Courtroom dramas are always nail-biting, edge-of-the-seat affairs — so wouldn’t it be awesome if someone were to turn one into a game? Well that someone is Capcom and they created the excellent Phoenix Wright: Ace Attorney series, way back in 2001.
Shooting the titular rookie lawyer Phoenix Wright to niche fame, and his game making it to several top ten lists for years. While the first few games did make it to mobile devices, it’s the new remastered trilogy which brings these games into a new light.
What is it about?
New to the legal game, Phoenix Wright has just started his new job at law firm Fey & Co, when his boss Mia Fey is murdered and the blame is pinned on her sister Maya Fey. Sending Phoenix down a path of justice as he faces off against his nemesis Miles Edgeworth, an organised and ruthless prosecutor — and one of the best characters in the series.
The Phoenix Wright games narrate their stories through little case files. These visual novels contain several books worth of content presented in colourful illustrations of its characters, brought to life by distinct animations, resulting in some excellent banter, incredible character-building that has withstood decades, as these characters keep recurring in future games — from Larry Butz, to the bumbling Detective Gumshoe, and the bald Judge who’s almost always easily swayed by a penchant for giving Team Phoenix strikes against his court record.The stars of the show, however, are the freak show line-up of colourful suspects.
The mindful pacing throughout the trilogy is across 14 case files. It does seem disjointed at first, but expertly comes together like a well-made jigsaw puzzle with an overarching narrative. The feeling of pushing the suspect to breaking point with evidence you’ve uncovered last-minute is intoxicating. There is a lot of reading in Ace Attorney Trilogy, but it’s presented so well, it’ll keep you up all night finishing ‘just one more case’.
How does it play?
There are two parts to Ace Attorney’s core gameplay; one is the investigation, where you have to interview witnesses and suspects to fish out evidence or any little titbits of helpful information.

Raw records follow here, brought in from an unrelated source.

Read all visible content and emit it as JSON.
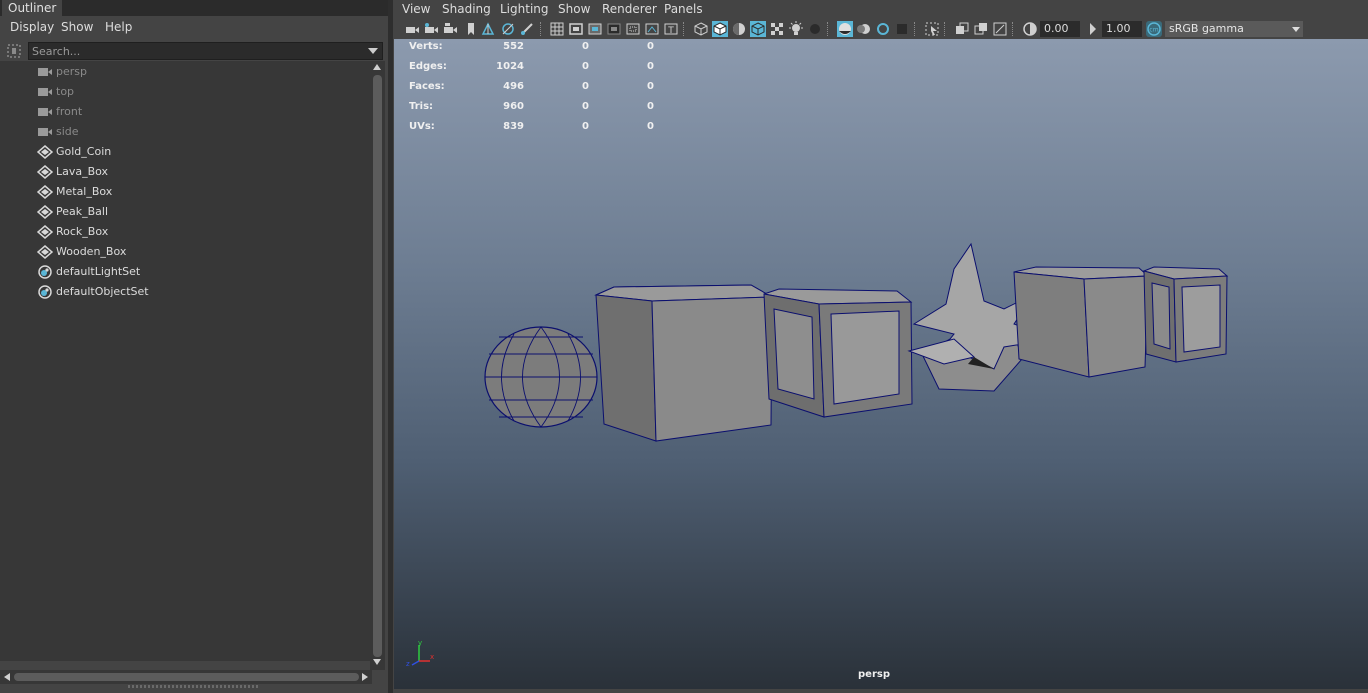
{
  "outliner": {
    "tab_title": "Outliner",
    "menu": [
      "Display",
      "Show",
      "Help"
    ],
    "search": {
      "placeholder": "Search..."
    },
    "items": [
      {
        "label": "persp",
        "type": "camera"
      },
      {
        "label": "top",
        "type": "camera"
      },
      {
        "label": "front",
        "type": "camera"
      },
      {
        "label": "side",
        "type": "camera"
      },
      {
        "label": "Gold_Coin",
        "type": "transform"
      },
      {
        "label": "Lava_Box",
        "type": "transform"
      },
      {
        "label": "Metal_Box",
        "type": "transform"
      },
      {
        "label": "Peak_Ball",
        "type": "transform"
      },
      {
        "label": "Rock_Box",
        "type": "transform"
      },
      {
        "label": "Wooden_Box",
        "type": "transform"
      },
      {
        "label": "defaultLightSet",
        "type": "set"
      },
      {
        "label": "defaultObjectSet",
        "type": "set"
      }
    ]
  },
  "viewport": {
    "menu": [
      "View",
      "Shading",
      "Lighting",
      "Show",
      "Renderer",
      "Panels"
    ],
    "exposure": "0.00",
    "gamma": "1.00",
    "color_space": "sRGB gamma",
    "camera_name": "persp",
    "hud": [
      {
        "label": "Verts:",
        "values": [
          "552",
          "0",
          "0"
        ]
      },
      {
        "label": "Edges:",
        "values": [
          "1024",
          "0",
          "0"
        ]
      },
      {
        "label": "Faces:",
        "values": [
          "496",
          "0",
          "0"
        ]
      },
      {
        "label": "Tris:",
        "values": [
          "960",
          "0",
          "0"
        ]
      },
      {
        "label": "UVs:",
        "values": [
          "839",
          "0",
          "0"
        ]
      }
    ],
    "axis_labels": {
      "x": "x",
      "y": "y",
      "z": "z"
    }
  },
  "colors": {
    "panel_bg": "#444444",
    "field_bg": "#2b2b2b",
    "accent_blue": "#5ab6d6",
    "wire_blue": "#0b0f6e",
    "mesh_grey": "#8a8a8a"
  }
}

Between interviews, you have to examine crime scenes in a ‘hidden item’ gameplay. Sometimes involving sub-games which let you use actual forensics to determine clues.
Phoenix Wright: Ace Attorney Trilogy
- Developer: Capcom
- Publisher: Capcom
- Price: ₹2499 for Nintendo Switch, PlayStation 4, Xbox One, PC, Nintendo 3DS
Later, as the games progress, the processes blur the line between the metaphysical too.The second part of the gameplay comprises the court battles, where things get interesting.
Witnesses are put up on a stand and you have to cross-examine them. Preparation is key, and studying all the evidence in your case files is paramount to winning. The elation is palpable as you present the right piece of evidence with Phoenix Wright’s trademark “Objection!” delivered with that one accusatory finger.
As the game progresses, it revolves around way more than just case files. Each case is so well-crafted that sometimes you have to use every creative bit of grey matter to change the case dynamics, forcing you to look at the crime scene from different angles.
Maybe the killer left fake evidence to cover up his or her tracks, maybe what you thought was wrong. Until that final “Objection” brings the suspect into a dramatic meltdown, confirming your suspicions.
With the original games dating back to the Game Boy Advance and Nintendo DS era, Capcom has done justice — pun intended — to Ace Attorney Trilogy, by completely redrawing all the characters and capturing their vibe, so that they pop even on 4K televisions of today, without any loss of the heart and vibe for which the series is known.
Should you get it?
The evidence has it, guys. A lot of case files, each functioning as devious murder mysteries in their own ‘Wright’. A cast of colourful characters with deep motivations. Easy gameplay which still challenge you.
All of the above have me concluding Phoenix Wright: Ace Attorney Trilogy is a must buy!
The writer is a tech and gaming enthusiast who hopes to one day finish his sci-fi novel